An alternative to the death penalty

Prior to his intervention in St. Louis, Pope John Paul had laid out his case for the limitation of the use of the death penalty in his encyclical The Gospel of Life (Evangelium Vitae) (1995) and in his extraordinary 1997 modification of the Catechism of the Catholic Church (CCC). He still allowed for the application of the death penalty as a just choice that authority may make in its responsibility to safeguard society from the unjust aggressor. Yet the revised text goes on to say: “Today, in fact, as a consequence of the possibilities which the state has for effectively preventing crime, by rendering one who has committed an offense incapable of doing harm—without definitively taking away from him the possibility of redeeming himself—the cases in which the execution of the offender is an absolute necessity ‘are very rare, if not practically nonexistent.’”

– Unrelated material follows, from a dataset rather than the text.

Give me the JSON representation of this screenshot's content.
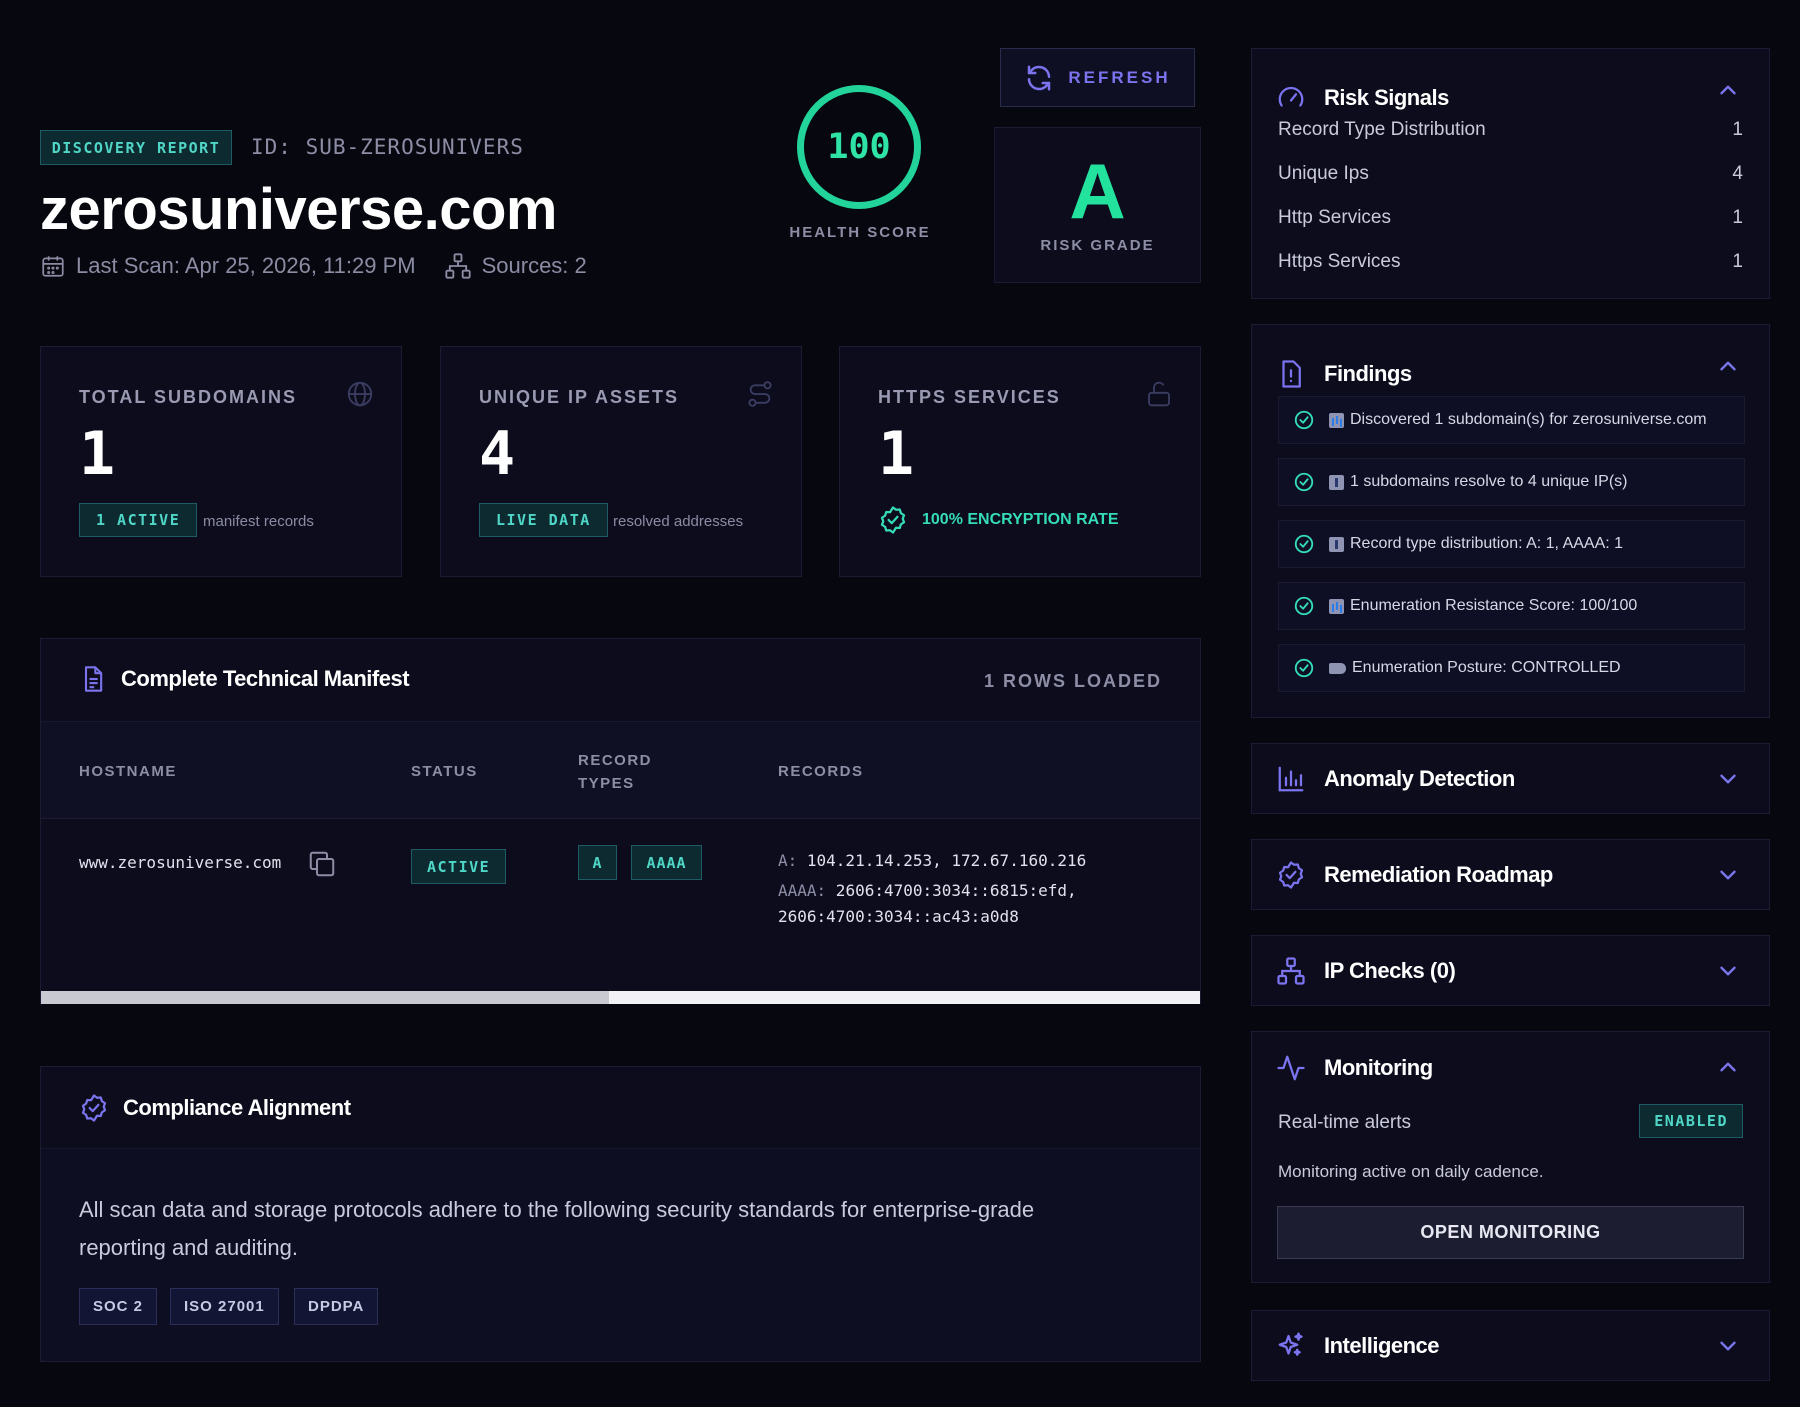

The sworn responsibility of authority to secure the common good is not easily laid aside. But here the Church, convinced that society can be protected without executing dangerous criminals, charges us to look to a less violent, less final remedy. The Catechism directs us to a solution that preserves the common good without definitively curtailing the individual good of the perpetrator, offering him the opportunity for redemption. Each man, no matter how sinful and flawed, has a final purpose and call to salvation, one that we ought not too easily or unnecessarily preempt.

The above is the “ought” for laying aside the death penalty: legitimate authority can fulfill its responsibility using lesser but sufficient means for protecting the common good. But we should add that the argument of Divine Mercy, while never violating justice, transcends the human “ought.”

I’m wondering what my readers think of this?  My own views of the death penalty have changed quite a bit to more conform with what the Church has revealed over the last several decades.  At one time, I was a big supporter of the death penalty, and now, I am almost entirely opposed, although I do think the Church, at least in articles like this and even in Evangelium Vitae, does not take into account the feelings of victims families sufficiently.  It may not be the highest virtue, but most victims families claim to receive great peace and closure from seeing the condemned put to death.  These families are possibly deficient in mercy, but, not being in their place, it is difficult for me to say to them that they are wrong to seek this form of justice.  This is the only area where I still struggle with the issue of the death penalty.

One other thought, and a rather odd one, perhaps – the Church as instituted by Christ is impossible without there having been a death penalty to cause Christ’s sufferings and to allow for His Ressurection. 

Is it possible to see in the case of the woman condemned by the pharisees to stoning for adultery a prohibition on death as a form of justice?